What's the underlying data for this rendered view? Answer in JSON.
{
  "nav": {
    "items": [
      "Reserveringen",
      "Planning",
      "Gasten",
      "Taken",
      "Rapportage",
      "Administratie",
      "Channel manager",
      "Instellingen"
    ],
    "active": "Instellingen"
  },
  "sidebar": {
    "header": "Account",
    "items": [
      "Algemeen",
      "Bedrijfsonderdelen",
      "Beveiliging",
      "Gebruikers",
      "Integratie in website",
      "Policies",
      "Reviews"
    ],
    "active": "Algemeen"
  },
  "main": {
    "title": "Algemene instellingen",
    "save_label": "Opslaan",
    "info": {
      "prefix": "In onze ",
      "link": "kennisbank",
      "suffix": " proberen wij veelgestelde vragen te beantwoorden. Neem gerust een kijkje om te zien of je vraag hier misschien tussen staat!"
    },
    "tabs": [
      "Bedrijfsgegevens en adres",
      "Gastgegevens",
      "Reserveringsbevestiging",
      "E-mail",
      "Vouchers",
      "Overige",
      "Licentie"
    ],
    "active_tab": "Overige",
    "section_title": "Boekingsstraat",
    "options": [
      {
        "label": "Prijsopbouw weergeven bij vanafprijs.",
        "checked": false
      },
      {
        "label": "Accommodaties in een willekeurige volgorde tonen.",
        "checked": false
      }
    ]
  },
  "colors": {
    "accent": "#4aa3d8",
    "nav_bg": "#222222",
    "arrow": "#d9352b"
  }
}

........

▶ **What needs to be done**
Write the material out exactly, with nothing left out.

▶ **Output below**
What's the underlying data for this rendered view? Answer in JSON.
{
  "nav": {
    "items": [
      "Reserveringen",
      "Planning",
      "Gasten",
      "Taken",
      "Rapportage",
      "Administratie",
      "Channel manager",
      "Instellingen"
    ],
    "active": "Instellingen"
  },
  "sidebar": {
    "header": "Account",
    "items": [
      "Algemeen",
      "Bedrijfsonderdelen",
      "Beveiliging",
      "Gebruikers",
      "Integratie in website",
      "Policies",
      "Reviews"
    ],
    "active": "Algemeen"
  },
  "main": {
    "title": "Algemene instellingen",
    "save_label": "Opslaan",
    "info": {
      "prefix": "In onze ",
      "link": "kennisbank",
      "suffix": " proberen wij veelgestelde vragen te beantwoorden. Neem gerust een kijkje om te zien of je vraag hier misschien tussen staat!"
    },
    "tabs": [
      "Bedrijfsgegevens en adres",
      "Gastgegevens",
      "Reserveringsbevestiging",
      "E-mail",
      "Vouchers",
      "Overige",
      "Licentie"
    ],
    "active_tab": "Overige",
    "section_title": "Boekingsstraat",
    "options": [
      {
        "label": "Prijsopbouw weergeven bij vanafprijs.",
        "checked": false
      },
      {
        "label": "Accommodaties in een willekeurige volgorde tonen.",
        "checked": false
      }
    ]
  },
  "colors": {
    "accent": "#4aa3d8",
    "nav_bg": "#222222",
    "arrow": "#d9352b"
  }
}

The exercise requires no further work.